There is a more accurate way of calculating the cost of rail travel than the one originally used by Manos. It gives a picture of the entire network rather than just the route between Athens and Thessaloniki.
Assuming this figure was the same in 2010, when the Greek rail system was making a loss of just over 1bn euros (£804m; $1.3bn) a year, it's costing the Greek railways 0.60 euros per passenger kilometre. Compare that to the UK, where in 2010 it cost 0.30 euros.
According to Greg Moisiadis, a cab driver in Thessaloniki, a cab from Thessaloniki to Athens would cost 700 euros - that's about 1.20 euros a kilometre, double the amount being paid to send people by train, if there is only one person in the taxi.
If four people were to share a taxi, the cost would be 0.30 euros per person per kilometre. Two taxi passengers would cost the same as the train.
Further investigation found that Greg's prices were similar to other cabs on other routes in Greece.

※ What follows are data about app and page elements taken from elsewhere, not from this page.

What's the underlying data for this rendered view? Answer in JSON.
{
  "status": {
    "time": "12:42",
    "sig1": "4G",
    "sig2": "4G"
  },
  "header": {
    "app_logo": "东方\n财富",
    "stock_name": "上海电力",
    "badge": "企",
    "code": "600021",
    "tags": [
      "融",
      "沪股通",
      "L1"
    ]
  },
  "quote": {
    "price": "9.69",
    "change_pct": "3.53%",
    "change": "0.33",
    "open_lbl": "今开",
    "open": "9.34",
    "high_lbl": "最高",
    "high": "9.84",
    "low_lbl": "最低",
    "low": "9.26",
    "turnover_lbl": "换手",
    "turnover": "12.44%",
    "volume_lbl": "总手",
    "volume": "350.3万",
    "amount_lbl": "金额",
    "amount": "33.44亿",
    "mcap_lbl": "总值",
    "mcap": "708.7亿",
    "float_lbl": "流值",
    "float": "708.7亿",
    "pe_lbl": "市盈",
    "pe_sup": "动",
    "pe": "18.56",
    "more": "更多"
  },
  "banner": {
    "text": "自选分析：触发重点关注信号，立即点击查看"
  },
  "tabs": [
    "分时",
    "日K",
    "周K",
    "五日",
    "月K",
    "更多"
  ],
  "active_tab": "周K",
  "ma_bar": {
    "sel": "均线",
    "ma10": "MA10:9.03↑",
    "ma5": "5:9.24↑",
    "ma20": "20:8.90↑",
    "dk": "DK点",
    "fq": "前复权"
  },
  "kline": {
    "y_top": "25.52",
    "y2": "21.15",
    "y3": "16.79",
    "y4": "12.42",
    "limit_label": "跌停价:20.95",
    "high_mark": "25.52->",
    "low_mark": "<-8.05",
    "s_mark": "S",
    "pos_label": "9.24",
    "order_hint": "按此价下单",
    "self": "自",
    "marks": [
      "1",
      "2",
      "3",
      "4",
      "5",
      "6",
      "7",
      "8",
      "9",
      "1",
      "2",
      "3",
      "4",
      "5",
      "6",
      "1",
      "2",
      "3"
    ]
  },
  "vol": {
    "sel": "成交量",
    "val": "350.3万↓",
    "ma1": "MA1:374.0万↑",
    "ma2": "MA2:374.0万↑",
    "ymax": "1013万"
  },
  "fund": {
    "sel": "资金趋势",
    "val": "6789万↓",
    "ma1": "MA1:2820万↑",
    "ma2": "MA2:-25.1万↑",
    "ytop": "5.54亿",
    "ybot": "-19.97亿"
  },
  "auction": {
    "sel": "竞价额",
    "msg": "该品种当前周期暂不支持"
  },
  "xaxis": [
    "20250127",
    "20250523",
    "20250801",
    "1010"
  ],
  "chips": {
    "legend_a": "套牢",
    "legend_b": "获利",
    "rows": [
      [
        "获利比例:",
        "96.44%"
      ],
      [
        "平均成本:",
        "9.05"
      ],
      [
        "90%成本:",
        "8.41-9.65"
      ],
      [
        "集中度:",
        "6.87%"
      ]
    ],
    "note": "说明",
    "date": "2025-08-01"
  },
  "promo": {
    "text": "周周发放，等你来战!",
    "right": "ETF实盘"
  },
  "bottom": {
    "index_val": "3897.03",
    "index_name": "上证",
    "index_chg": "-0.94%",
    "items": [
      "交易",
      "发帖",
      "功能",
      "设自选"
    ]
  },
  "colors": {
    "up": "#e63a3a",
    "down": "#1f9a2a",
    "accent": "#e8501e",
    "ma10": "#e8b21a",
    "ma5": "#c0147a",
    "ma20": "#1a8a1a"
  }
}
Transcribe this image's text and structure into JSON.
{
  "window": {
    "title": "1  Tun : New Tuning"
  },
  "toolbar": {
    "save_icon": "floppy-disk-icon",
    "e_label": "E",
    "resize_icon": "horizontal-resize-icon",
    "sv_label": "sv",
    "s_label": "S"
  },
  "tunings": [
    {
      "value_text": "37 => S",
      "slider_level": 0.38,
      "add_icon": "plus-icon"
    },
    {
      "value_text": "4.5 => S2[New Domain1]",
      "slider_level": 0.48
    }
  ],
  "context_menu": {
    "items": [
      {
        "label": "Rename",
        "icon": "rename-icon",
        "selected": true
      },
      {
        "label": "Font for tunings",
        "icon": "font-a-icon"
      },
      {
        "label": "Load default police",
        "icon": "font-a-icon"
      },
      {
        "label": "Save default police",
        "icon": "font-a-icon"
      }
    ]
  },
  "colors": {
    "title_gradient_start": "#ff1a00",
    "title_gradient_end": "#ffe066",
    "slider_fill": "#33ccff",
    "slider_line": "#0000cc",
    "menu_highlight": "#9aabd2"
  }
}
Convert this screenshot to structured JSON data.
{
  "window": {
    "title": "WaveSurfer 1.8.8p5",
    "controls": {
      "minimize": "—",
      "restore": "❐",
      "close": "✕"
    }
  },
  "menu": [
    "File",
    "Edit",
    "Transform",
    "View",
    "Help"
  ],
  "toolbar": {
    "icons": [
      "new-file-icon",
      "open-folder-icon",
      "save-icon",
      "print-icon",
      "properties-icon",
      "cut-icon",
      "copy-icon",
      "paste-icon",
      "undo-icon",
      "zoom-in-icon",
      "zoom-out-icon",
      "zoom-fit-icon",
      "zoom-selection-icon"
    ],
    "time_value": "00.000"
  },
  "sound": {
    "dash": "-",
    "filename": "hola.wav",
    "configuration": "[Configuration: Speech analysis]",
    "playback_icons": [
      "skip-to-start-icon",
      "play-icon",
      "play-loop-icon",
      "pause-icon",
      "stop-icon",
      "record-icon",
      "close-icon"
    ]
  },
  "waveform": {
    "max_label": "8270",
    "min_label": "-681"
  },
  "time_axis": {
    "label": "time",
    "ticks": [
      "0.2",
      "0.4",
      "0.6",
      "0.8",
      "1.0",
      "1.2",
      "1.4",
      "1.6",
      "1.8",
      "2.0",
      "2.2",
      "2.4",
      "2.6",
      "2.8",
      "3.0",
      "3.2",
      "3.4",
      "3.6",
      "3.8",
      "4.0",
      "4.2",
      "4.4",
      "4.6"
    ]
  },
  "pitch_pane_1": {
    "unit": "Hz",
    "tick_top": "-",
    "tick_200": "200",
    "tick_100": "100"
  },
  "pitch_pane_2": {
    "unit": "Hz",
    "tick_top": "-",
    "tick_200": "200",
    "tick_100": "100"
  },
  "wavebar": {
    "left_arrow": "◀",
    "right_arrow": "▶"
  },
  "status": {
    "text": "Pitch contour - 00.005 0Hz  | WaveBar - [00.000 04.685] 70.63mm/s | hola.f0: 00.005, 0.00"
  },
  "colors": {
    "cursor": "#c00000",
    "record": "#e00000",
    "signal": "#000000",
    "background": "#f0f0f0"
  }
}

So Mr Manos is correct if there are more than two passengers in each taxi.But either way, the Greek railways are in a pretty awful mess, and while train journeys may cost less than cab journeys, they are more expensive than travel on other forms of public transport, including air.